June 18, 2010
Unlike Canada’s women on ice, this team isn’t favoured or feared, but many young athletes are up for the challenge to change that.
Anna Kozniuk says she was up to the challenge of trying to crack the blue-line of Canada’s hugely successful women’s hockey team, the gold medallists at the 2010 Olympics. She just wasn’t convinced there would be enough of a challenge left if she did make it. And so the sturdy, dark-haired 17-year-old from North Vancouver has abandoned her skates in favour of running shoes to play for a Canadian women’s hockey team that hasn’t qualified for the Olympics since 1992.
That’s hockey as in the field variety and Kozniuk is an emerging talent as a defender for a young Canadian squad hoping to forge an international breakthrough in a sport where the competition is far tougher than in ice hockey. "I was invited to the under-18 squad [camp] and made it through the first couple of rounds," says Kozniuk of her prospects on ice. "Then I decided [field hockey] is the team I wanted to stick with. "I got ridiculed a bit, but I’ve enjoyed it. San Diego kind of sealed the deal for the choice, knowing that I excelled."
It was at a six-team World Cup qualifier in Southern California in March where Kozniuk was selected best young talent. Canada went 2-4 and finished fourth as Korea grabbed the sole qualifying spot available for the worlds in Argentina in August.
Canada is looking ahead to the Commonwealth Games in New Delhi in October and is taking on India this week in a four-game series at Surrey and UBC. Kozniuk says she likes the speed, intensity and creativeness of top-flight field hockey. And she sees more competitive countries than in ice hockey. "Look at the score of the game," she said after India, currently ranked No. 13 in the world, edged the 19th-ranked Canadians 3-2 Tuesday night at Tamanawis Park in Surrey. "It’s tighter. In the [2010 Winter] Olympics, it was Canada one way. And I heard one team for the Olympic qualifiers got beat 80-0. "It was actually 82-0 for Slovakia over Bulgaria. And Canada beat Slovakia 18-0 in the opening game in Vancouver, four years after dispatching Italy 16-0 in a game at the Turin Olympics.
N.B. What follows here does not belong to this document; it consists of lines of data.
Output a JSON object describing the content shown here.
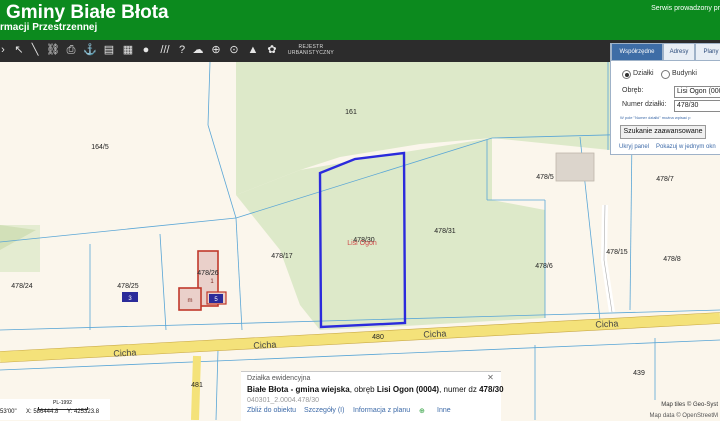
{
  "header": {
    "title": "Gminy Białe Błota",
    "subtitle": "rmacji Przestrzennej",
    "service_note": "Serwis prowadzony pr"
  },
  "toolbar": {
    "registry_label": "REJESTR URBANISTYCZNY",
    "icons": [
      "pan-icon",
      "measure-line-icon",
      "measure-area-icon",
      "print-icon",
      "anchor-icon",
      "layers-icon",
      "comment-icon",
      "hatch-icon",
      "help-icon",
      "cloud-icon",
      "search-zoom-icon",
      "magnify-icon",
      "triangle-icon",
      "tools-icon"
    ]
  },
  "panel": {
    "tabs": [
      "Współrzędne",
      "Adresy",
      "Plany"
    ],
    "radio_dzialki": "Działki",
    "radio_budynki": "Budynki",
    "obreb_label": "Obręb:",
    "obreb_value": "Lisi Ogon (000",
    "numer_label": "Numer działki:",
    "numer_value": "478/30",
    "hint": "W pole \"Numer działki\" można wpisać p",
    "advanced_button": "Szukanie zaawansowane",
    "hide_link": "Ukryj panel",
    "show_link": "Pokazuj w jednym okn"
  },
  "map": {
    "parcels": [
      "161",
      "164/5",
      "478/5",
      "478/7",
      "478/30",
      "478/31",
      "478/17",
      "478/24",
      "478/25",
      "478/26",
      "478/6",
      "478/15",
      "478/8",
      "480",
      "439",
      "481"
    ],
    "place_label": "Lisi Ogon",
    "street": "Cicha",
    "building_numbers": [
      "3",
      "5",
      "1",
      "m"
    ]
  },
  "popup": {
    "heading": "Działka ewidencyjna",
    "desc_gmina": "Białe Błota - gmina wiejska",
    "desc_obreb_prefix": ", obręb ",
    "desc_obreb": "Lisi Ogon (0004)",
    "desc_numer_prefix": ", numer dz ",
    "desc_numer": "478/30",
    "code": "040301_2.0004.478/30",
    "links": [
      "Zbliż do obiektu",
      "Szczegóły (I)",
      "Informacja z planu",
      "Inne"
    ]
  },
  "status": {
    "scale_label": "PL-1992",
    "coord_left": "53'00\"",
    "x_value": "X: 586444.8",
    "y_value": "Y: 425323.8"
  },
  "attribution": {
    "line1": "Map tiles © Geo-Syst",
    "line2": "Map data © OpenStreetM"
  },
  "colors": {
    "header_green": "#0c8a1e",
    "selected_parcel": "#2b2bdc",
    "road_yellow": "#f4e27a",
    "forest_green": "#dde9c9",
    "building_red": "#c0392b"
  }
}
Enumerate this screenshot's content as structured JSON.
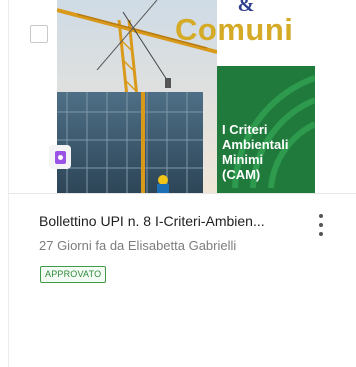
{
  "card": {
    "title": "Bollettino UPI n. 8 I-Criteri-Ambien...",
    "meta": "27 Giorni fa da Elisabetta Gabrielli",
    "status": "APPROVATO",
    "checkbox_checked": false,
    "type_icon": "document-icon",
    "menu_icon": "kebab-menu-icon"
  },
  "thumbnail": {
    "ampersand": "&",
    "heading": "Comuni",
    "cam_lines": [
      "I Criteri",
      "Ambientali",
      "Minimi",
      "(CAM)"
    ],
    "colors": {
      "heading": "#d4aa27",
      "panel_green": "#1f7a3c",
      "status_green": "#3f9b4a",
      "doc_badge": "#9b52e6"
    }
  }
}
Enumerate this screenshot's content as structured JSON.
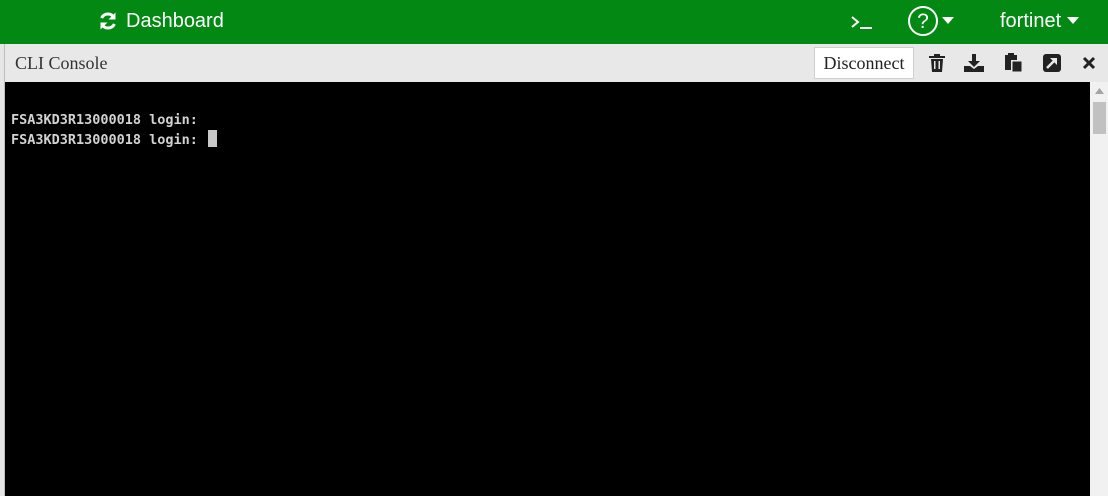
{
  "topbar": {
    "dashboard_label": "Dashboard",
    "cli_icon": "terminal-icon",
    "help_symbol": "?",
    "user_label": "fortinet",
    "bg_color": "#038913"
  },
  "panel": {
    "title": "CLI Console",
    "disconnect_label": "Disconnect",
    "tools": [
      "trash-icon",
      "download-icon",
      "clipboard-icon",
      "expand-icon",
      "close-icon"
    ]
  },
  "terminal": {
    "lines": [
      "FSA3KD3R13000018 login:",
      "FSA3KD3R13000018 login: "
    ]
  }
}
Clearly, Kozniuk likes the challenge of trying to get the field hockey squad back into the Olympic picture. It’s going to be a daunting task; in the last three Commonwealth Games, Canada has won just two of 13 matches. And at the Pan American Games, which awards Olympic qualification to the winner, Canada didn’t even medal in 2003 or 2007. "The team is young, so we must play more matches against people that put you under pressure," says head coach Louis Mendonca. "All three goals [Tuesday] came from pressure. Our backfield is very, very young. Anna is only 17. Ali Lee is older, but she’s only got about 20 [international] games. Diana Roemer has only got about 30. That’s very young compared to international standards. "Normally, you must have people with 100 games to be successful, to see pressure, to understand pressure. It’s absolutely crucial to get more experience … because our domestic league is not as strong."
Field Hockey Canada’s newly appointed senior technical leader, Shiaz Virjee, a longtime men’s coach at UBC, says skill development at an earlier age and more commitment to training and fitness are also needed. Another issue is playing fields. The Tamanawis Park field and one at UBC are water-base artificial turf fields, the kind used in elite-level international competition. They are currently the only ones in Canada. "The skill level that you need on this, which is a faster game, sharper skills, you just can’t emulate that [on other artificial fields]," says Virjee. "Now with the 2015 Pan American Games coming to Toronto, there’s a commitment to building those fields [in southeastern Ontario] and that will really help our programs in the East. If you look now, most of our top players are from B.C."
NCAA university commitments for top players has also hurt the women’s program. Promising young midfielder Shannon Elmitt (University of California Berkley) and forward Cyrstal Poland (Northeastern) won’t be available for the Commonwealth Games."Right now, one of my roles is trying to find a way to encourage [U. S.-bound girls] to stay in Canada or to find a way of bringing them back for competition to join our team," said Virjee. Kozniuk, who is being courted by several U.S. and Canadian universities, has decided to postpone school for at least a year so she can be a part of the Commonwealth Games team.
"Anna is very poised, quite composed," says Mendonca. "She just needs to see more. We plucked her out of a junior program, where nobody can even match her skills, to the big leagues. "By the end of all the hockey this summer, we’ll no doubt have a mature player at 60 or 70 caps instead of 100."
Canada has a series scheduled against 16th-ranked Chile later this month and is close to tying up a visit by No. 22 Malaysia, one of the teams in its pool at New Delhi. For more information on the Women’s National Field Hockey Team, please click on the link below.
Story by: Gary Kingston, Vancouver Sun